When I tell small business owners they need to regularly communicate with their customers, their immediate reaction is either to say,
“I don’t want to annoy people,” or
“I just delete the emails I get sent, if I send them my customers will just delete them because that’s what I do. It’s a waste of time.”
Let’s look at both of these reactions and see if there’s anything to them.
First, we worry that we’re going to annoy people. The problem with this thinking is that we forget that the customer CHOSE to get communication with us. They signed up for our newsletter, entered into a draw, signed up to get text alerts, liked our social media pages. They made a choice to interact with us because they WANT to hear from us. This also means they are expecting to hear from us at some point. If they chose to sign up to hear from us and then nothing happened, we’ve actually not held up our part of the deal. Actually, we’re losing a bit of trust with them too. If they signed up to be kept in the loop and then we don’t do that, what happens if they want to place an order with us? Will we disappear on them then too? We know they want to be involved with our businesses, so communicating with them isn’t annoying – it’s an expected part of the relationship. Can you become annoying? Sure, if you’re going to email them several times a day, with increasingly irritating and demanding messages or emails. Reality is that I don’t know any small business owners who have the time or patience to send that many emails (and if they do, oh honey, we’ve got to talk!). Looking at social media, can you become annoying there? You know that algorithm we all love to complain about? That algorithm essentially guarantees that nobody is seeing EVERY post you put out there anyway, so if you’re posting once a day and hoping for traction, it’s not going to happen. If you’re posting a couple of times a day, chances are your die-hard fans won’t see each one of those either. In the digital age, it’s almost HARD to be annoying because we are BOMBARDED with this stuff all day, every day … meaning the majority does not get through to our people anyway. Not everyone will see everything you do, so if you are worrying about being annoying, you’re going to have to put a fair amount of effort into that.

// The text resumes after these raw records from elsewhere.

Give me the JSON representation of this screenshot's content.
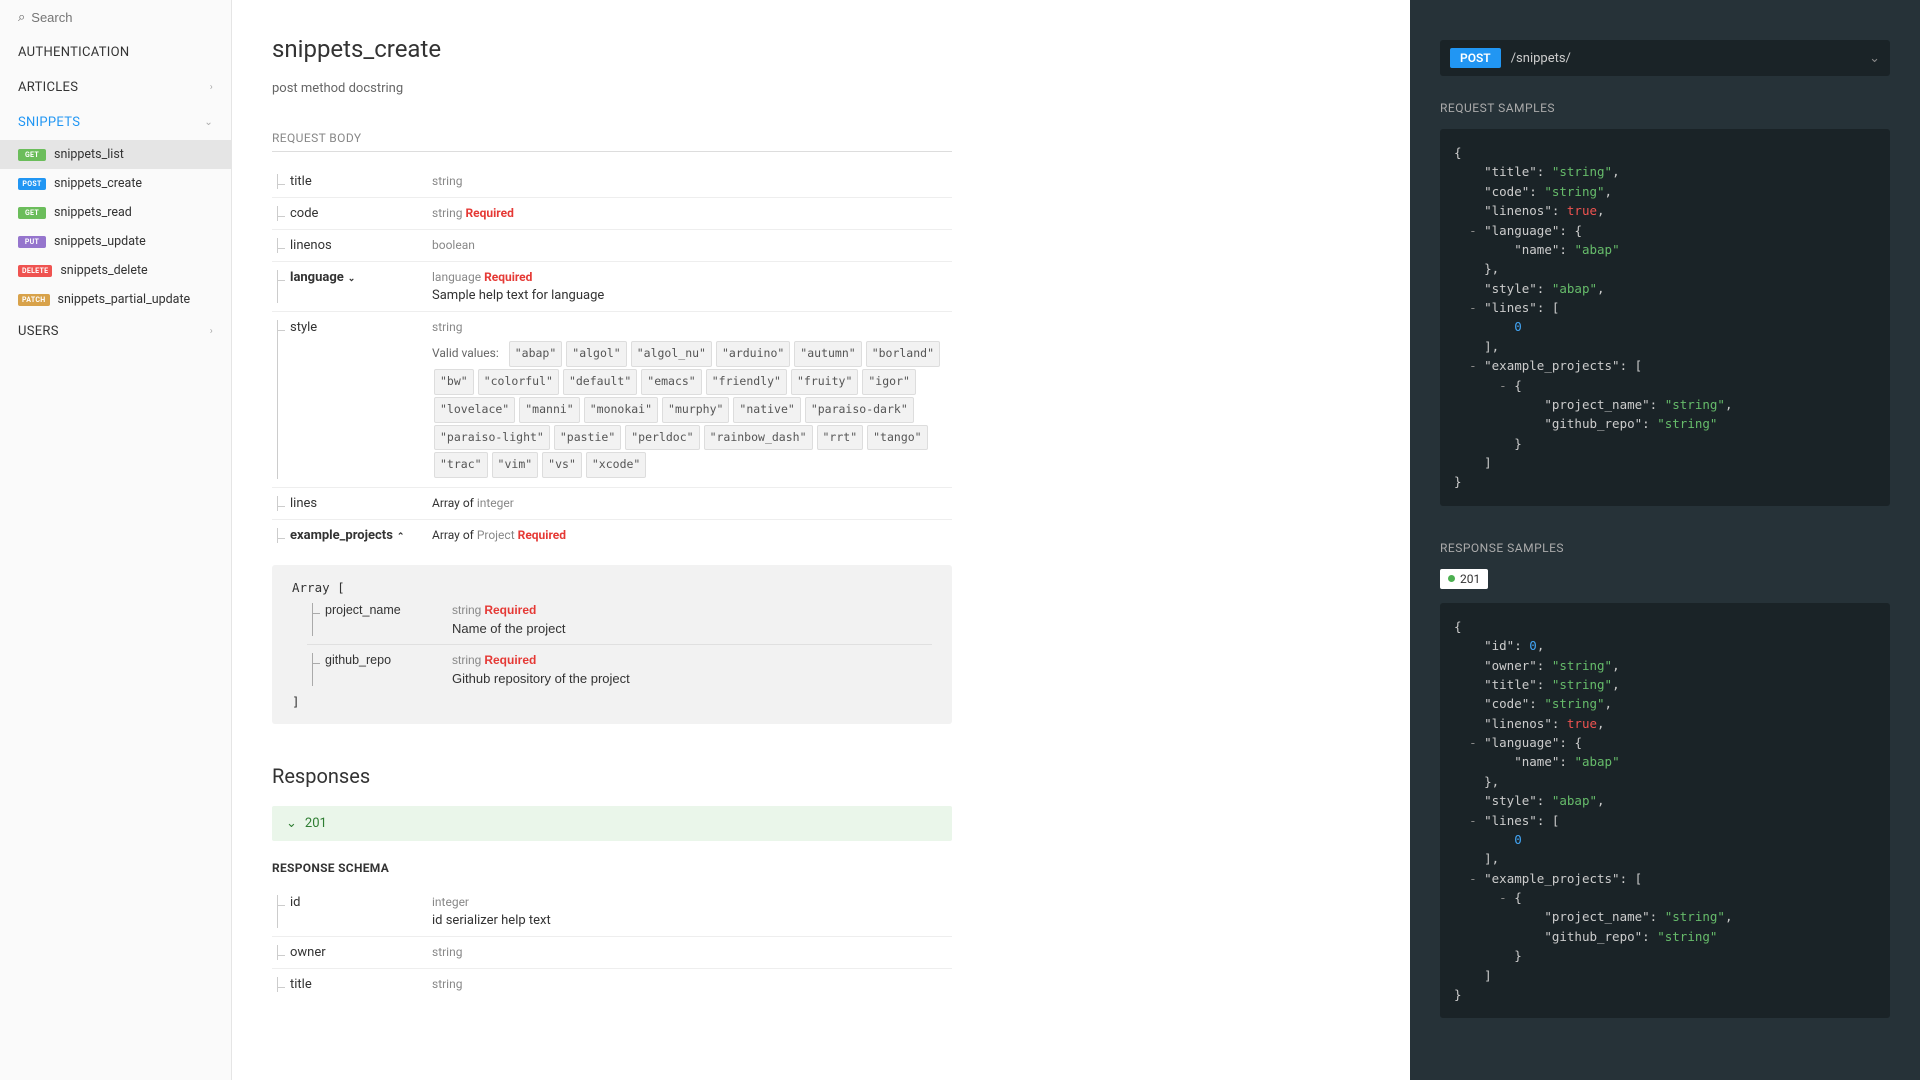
{
  "sidebar": {
    "search_placeholder": "Search",
    "items": [
      {
        "label": "AUTHENTICATION",
        "expandable": false
      },
      {
        "label": "ARTICLES",
        "expandable": true
      },
      {
        "label": "SNIPPETS",
        "expandable": true,
        "active": true
      },
      {
        "label": "USERS",
        "expandable": true
      }
    ],
    "snippets": [
      {
        "method": "GET",
        "label": "snippets_list",
        "method_class": "method-get",
        "active_bg": true
      },
      {
        "method": "POST",
        "label": "snippets_create",
        "method_class": "method-post"
      },
      {
        "method": "GET",
        "label": "snippets_read",
        "method_class": "method-get"
      },
      {
        "method": "PUT",
        "label": "snippets_update",
        "method_class": "method-put"
      },
      {
        "method": "DELETE",
        "label": "snippets_delete",
        "method_class": "method-delete"
      },
      {
        "method": "PATCH",
        "label": "snippets_partial_update",
        "method_class": "method-patch"
      }
    ]
  },
  "main": {
    "title": "snippets_create",
    "subtitle": "post method docstring",
    "request_body_h": "REQUEST BODY",
    "responses_h": "Responses",
    "response_schema_h": "RESPONSE SCHEMA",
    "response_code": "201",
    "required_label": "Required",
    "params": {
      "title": {
        "name": "title",
        "type": "string"
      },
      "code": {
        "name": "code",
        "type": "string",
        "required": true
      },
      "linenos": {
        "name": "linenos",
        "type": "boolean"
      },
      "language": {
        "name": "language",
        "type": "language",
        "required": true,
        "desc": "Sample help text for language"
      },
      "style": {
        "name": "style",
        "type": "string"
      },
      "lines": {
        "name": "lines",
        "type_prefix": "Array of ",
        "type": "integer"
      },
      "example_projects": {
        "name": "example_projects",
        "type_prefix": "Array of ",
        "type": "Project",
        "required": true
      }
    },
    "valid_values_label": "Valid values:",
    "style_enum": [
      "abap",
      "algol",
      "algol_nu",
      "arduino",
      "autumn",
      "borland",
      "bw",
      "colorful",
      "default",
      "emacs",
      "friendly",
      "fruity",
      "igor",
      "lovelace",
      "manni",
      "monokai",
      "murphy",
      "native",
      "paraiso-dark",
      "paraiso-light",
      "pastie",
      "perldoc",
      "rainbow_dash",
      "rrt",
      "tango",
      "trac",
      "vim",
      "vs",
      "xcode"
    ],
    "nested": {
      "array_open": "Array [",
      "array_close": "]",
      "project_name": {
        "name": "project_name",
        "type": "string",
        "required": true,
        "desc": "Name of the project"
      },
      "github_repo": {
        "name": "github_repo",
        "type": "string",
        "required": true,
        "desc": "Github repository of the project"
      }
    },
    "schema_params": {
      "id": {
        "name": "id",
        "type": "integer",
        "desc": "id serializer help text"
      },
      "owner": {
        "name": "owner",
        "type": "string"
      },
      "title": {
        "name": "title",
        "type": "string"
      }
    }
  },
  "right": {
    "method": "POST",
    "path": "/snippets/",
    "request_h": "REQUEST SAMPLES",
    "response_h": "RESPONSE SAMPLES",
    "status": "201"
  }
}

Let’s also remember this: these people who wanted to hear from us are capable of un-liking, unsubscribing and unfollowing if they decide we are no longer of interest to them. So if we DO annoy them, they can choose to opt out of communication. If they choose to do that, we don’t then beat ourselves up over how unlovable and annoying we are, we simply wish them well and take the time and effort to keep talking to those who are still interested. What we do is also seasonal, so a bride might like and follow us while she’s looking for her ultimate cake maker… but if the groom runs for it or the Nana decides to bake, she might unfollow us and it has nothing to do with us at all. Don’t take those unfollows and unsubscribes personally. It’s not all about you.

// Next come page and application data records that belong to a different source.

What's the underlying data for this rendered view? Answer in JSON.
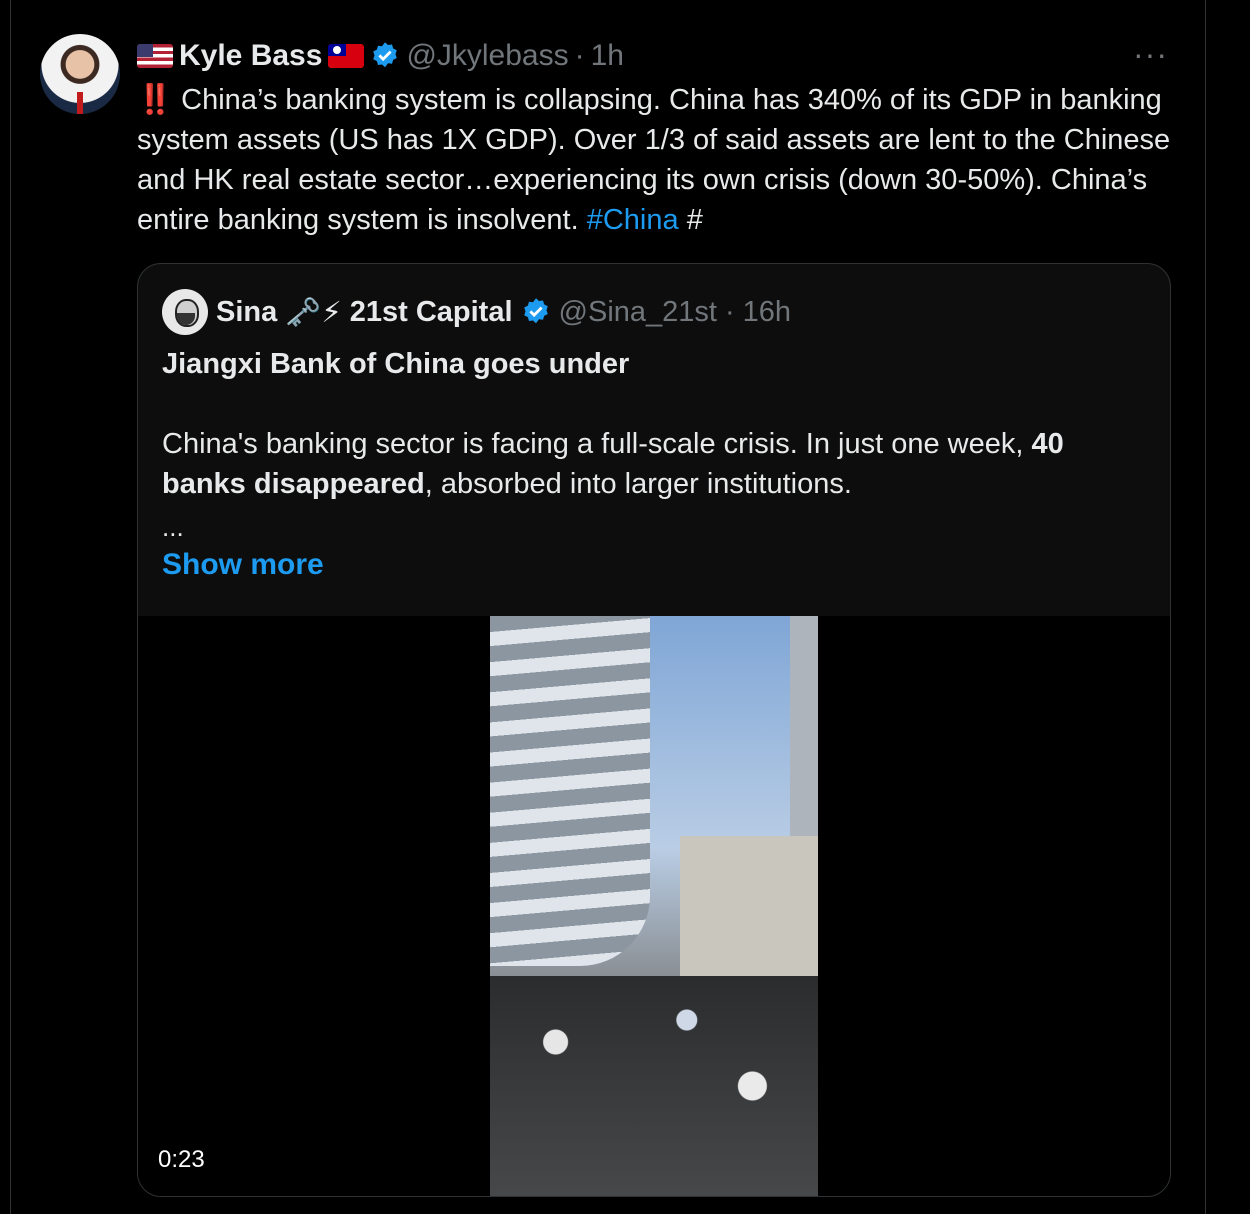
{
  "tweet": {
    "author_name": "Kyle Bass",
    "handle": "@Jkylebass",
    "separator": "·",
    "time": "1h",
    "more_label": "···",
    "emoji_prefix": "‼️",
    "text": "China’s banking system is collapsing. China has 340% of its GDP in banking system assets (US has 1X GDP). Over 1/3 of said assets are lent to the Chinese and HK real estate sector…experiencing its own crisis (down 30-50%). China’s entire banking system is insolvent.",
    "hashtag": "#China",
    "trailing": "#"
  },
  "quote": {
    "author_name": "Sina",
    "author_emojis": "🗝️⚡",
    "author_suffix": "21st Capital",
    "handle": "@Sina_21st",
    "separator": "·",
    "time": "16h",
    "title": "Jiangxi Bank of China goes under",
    "body_pre": "China's banking sector is facing a full-scale crisis. In just one week,",
    "body_bold": "40 banks disappeared",
    "body_post": ", absorbed into larger institutions.",
    "ellipsis": "...",
    "show_more": "Show more",
    "video_duration": "0:23"
  },
  "colors": {
    "accent": "#1d9bf0",
    "background": "#000000",
    "muted": "#71767b"
  }
}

Looking at the second one – “I always delete emails anyway, nobody reads those,” – let me point you to this article – which tells us, in no uncertain terms, that email marketing STILL WORKS in 2018 and is in fact growing. My reasons for persisting with it are many, but here are my main ones. First, it’s owned by ME. That list of customers and potential customers will not disappear if one of the social media sites chooses to boot me off, close my account or cease to exist. That information has direct VALUE into my business because I can personally get in touch with each of those people, without the help of a third-party or having to deal with pesky algorithms. Second, even if people delete the email, before doing so they will at least glance at who sent it and what the subject of the email is. That second of their time still serves as a mental reminder to them that my business exists. So sure, maybe right now they don’t need a product from me so they don’t read my email. Suppose they then go to work and a workmate mentions they are looking for a birthday cake – and ping! – they are reminded that only a few hours ago they deleted an email from a cake company, and they pass on the company’s name. Often just seeing your business name in that list of emails is enough to bring you forward in their consciousness. Lastly, while they might delete your emails … they are still on that list. If they didn’t want to hear from you at least sometimes, they would unsubscribe – and I already told you, that’s not something to take personally.

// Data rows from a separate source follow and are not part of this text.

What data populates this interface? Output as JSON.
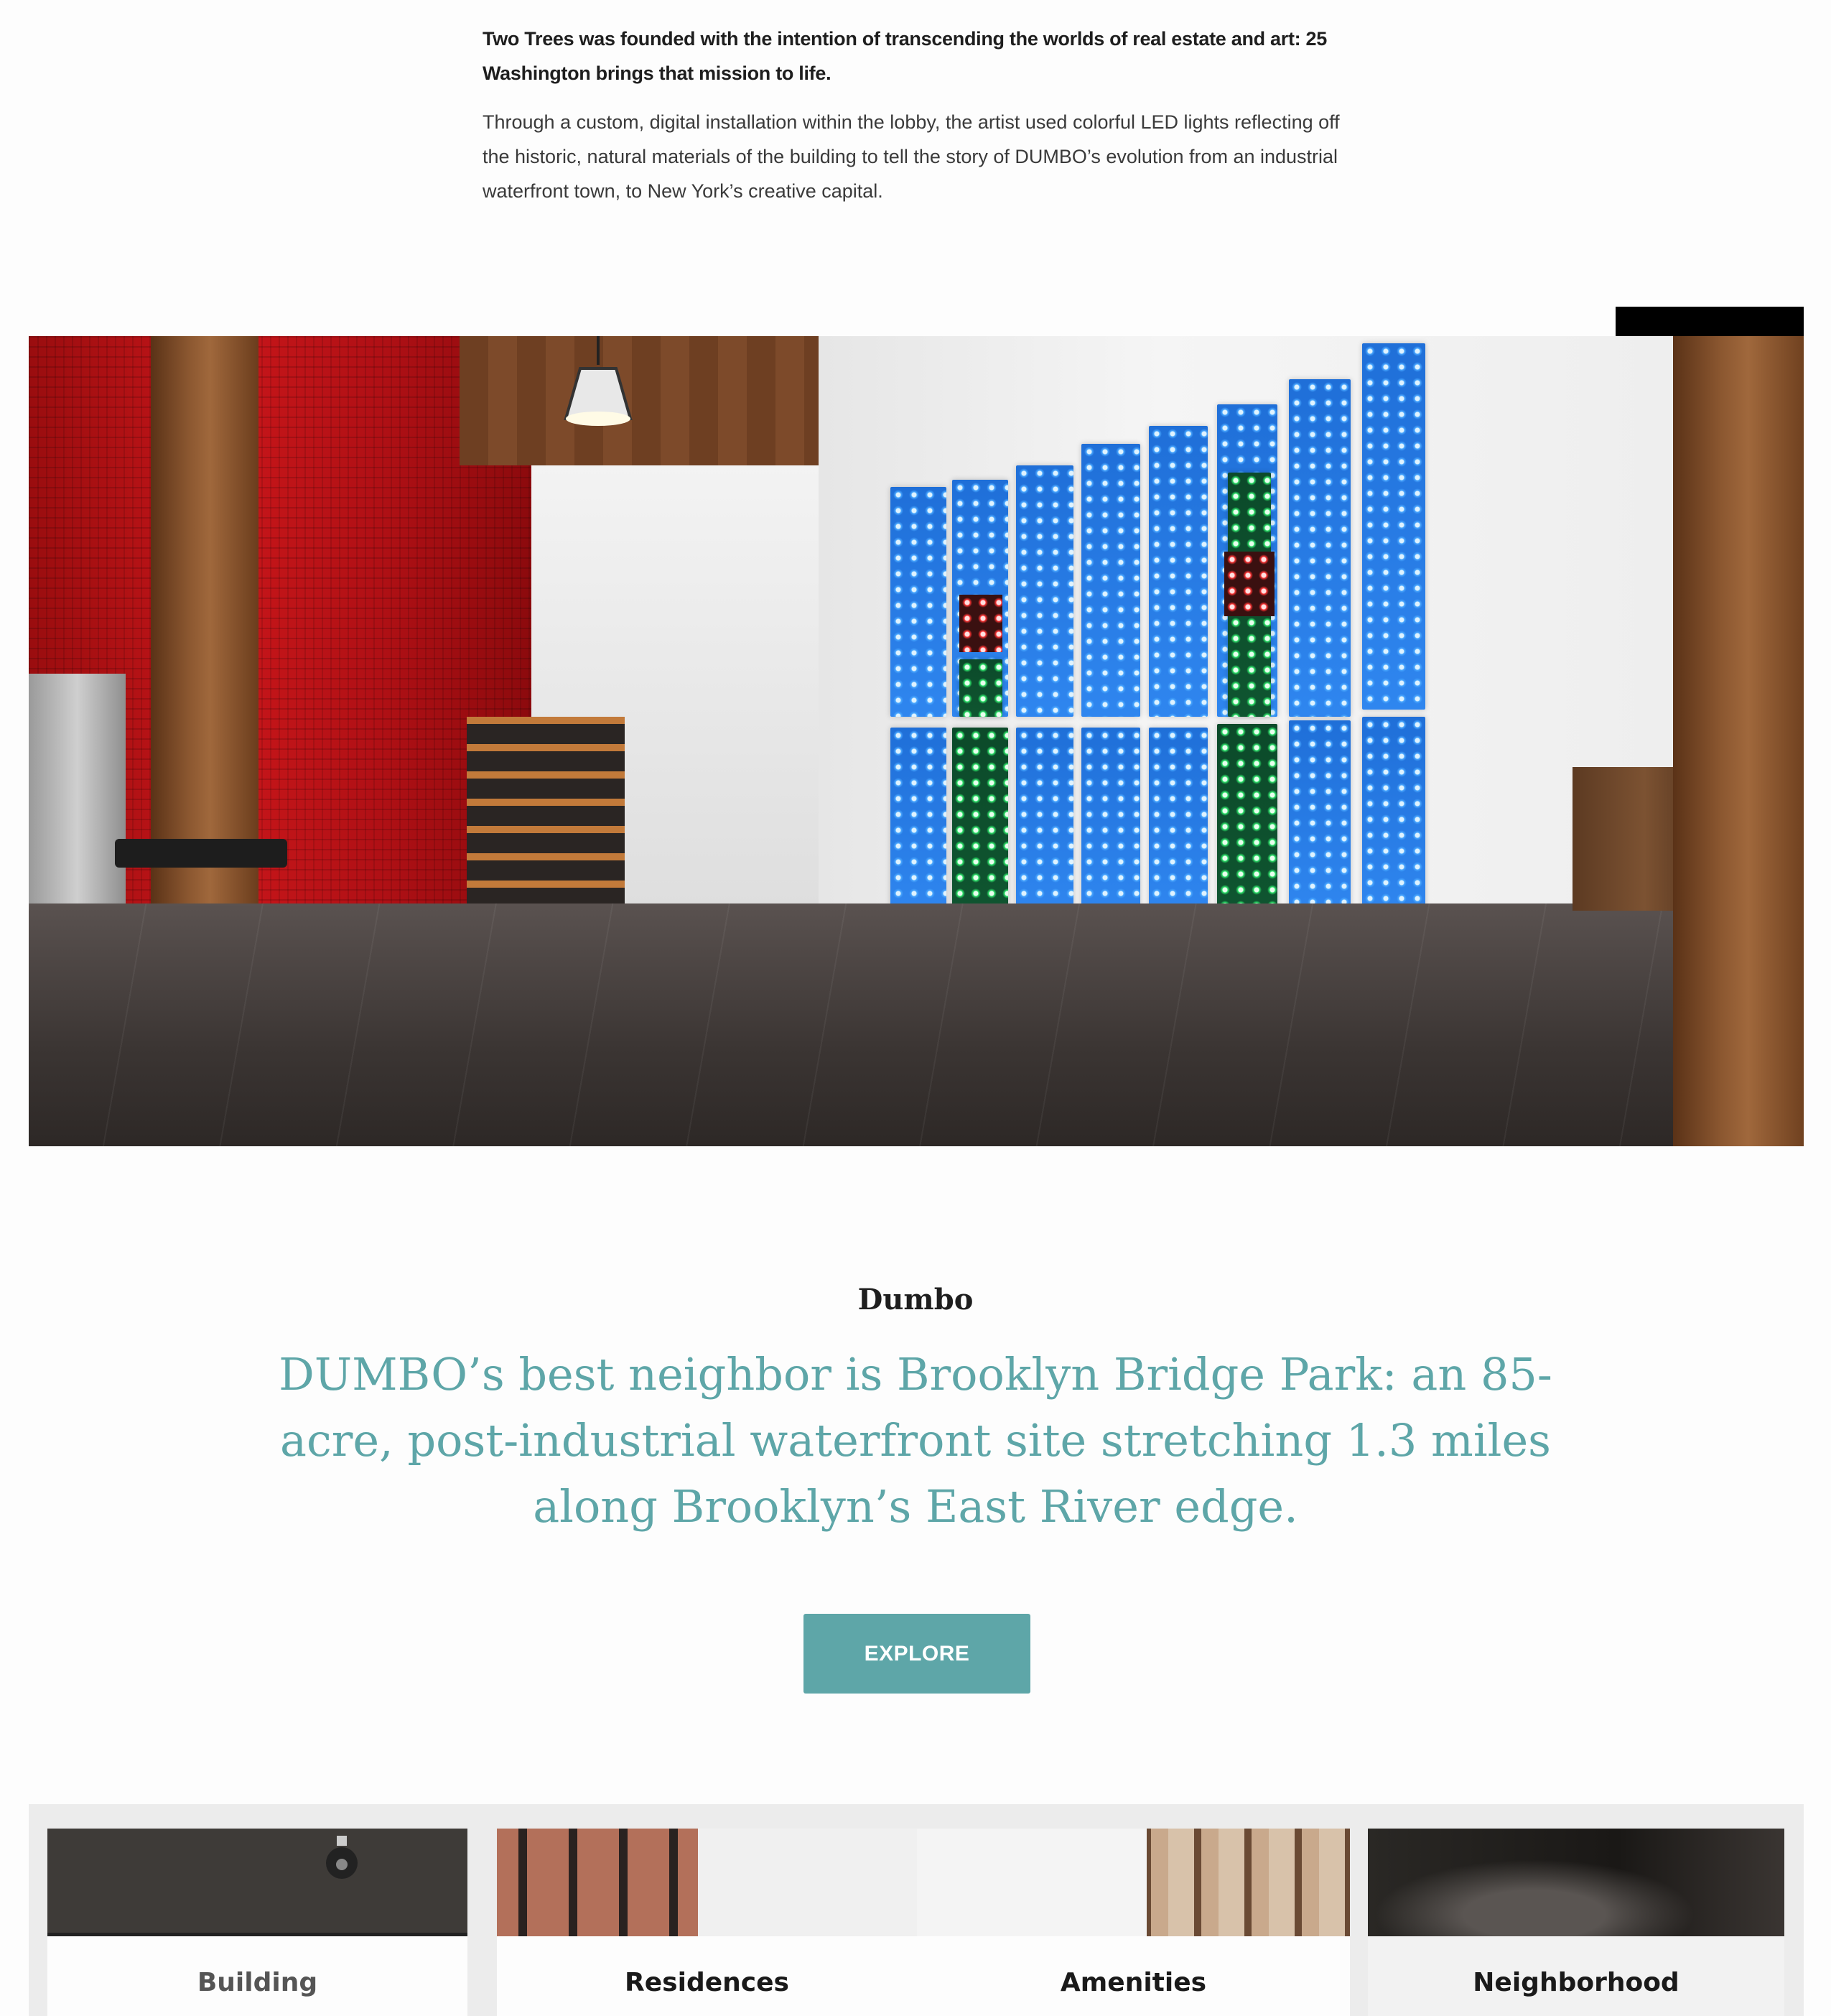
{
  "intro": {
    "lead": "Two Trees was founded with the intention of transcending the worlds of real estate and art: 25 Washington brings that mission to life.",
    "body": "Through a custom, digital installation within the lobby, the artist used colorful LED lights reflecting off the historic, natural materials of the building to tell the story of DUMBO’s evolution from an industrial waterfront town, to New York’s creative capital."
  },
  "dumbo": {
    "label": "Dumbo",
    "quote": "DUMBO’s best neighbor is Brooklyn Bridge Park: an 85-acre, post-industrial waterfront site stretching 1.3 miles along Brooklyn’s East River edge.",
    "button": "EXPLORE"
  },
  "nav_cards": [
    {
      "label": "Building"
    },
    {
      "label": "Residences"
    },
    {
      "label": "Amenities"
    },
    {
      "label": "Neighborhood"
    }
  ],
  "colors": {
    "accent": "#5ea6a8",
    "text": "#1e1e1e",
    "card_bg": "#ececec"
  }
}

Communication is VITAL to business success and it’s what all marketing is based around. Essentially, we have to remind people (and remind them, and remind them, and REMIND THEM) that we exist – so that at the moment they need us, they remember us. If you are going to sit in silence out of fear of being annoying or being deleted, then it’s as though you’re sitting in a bakery with the lights turned off and the ovens cold, which isn’t helping you OR your customers.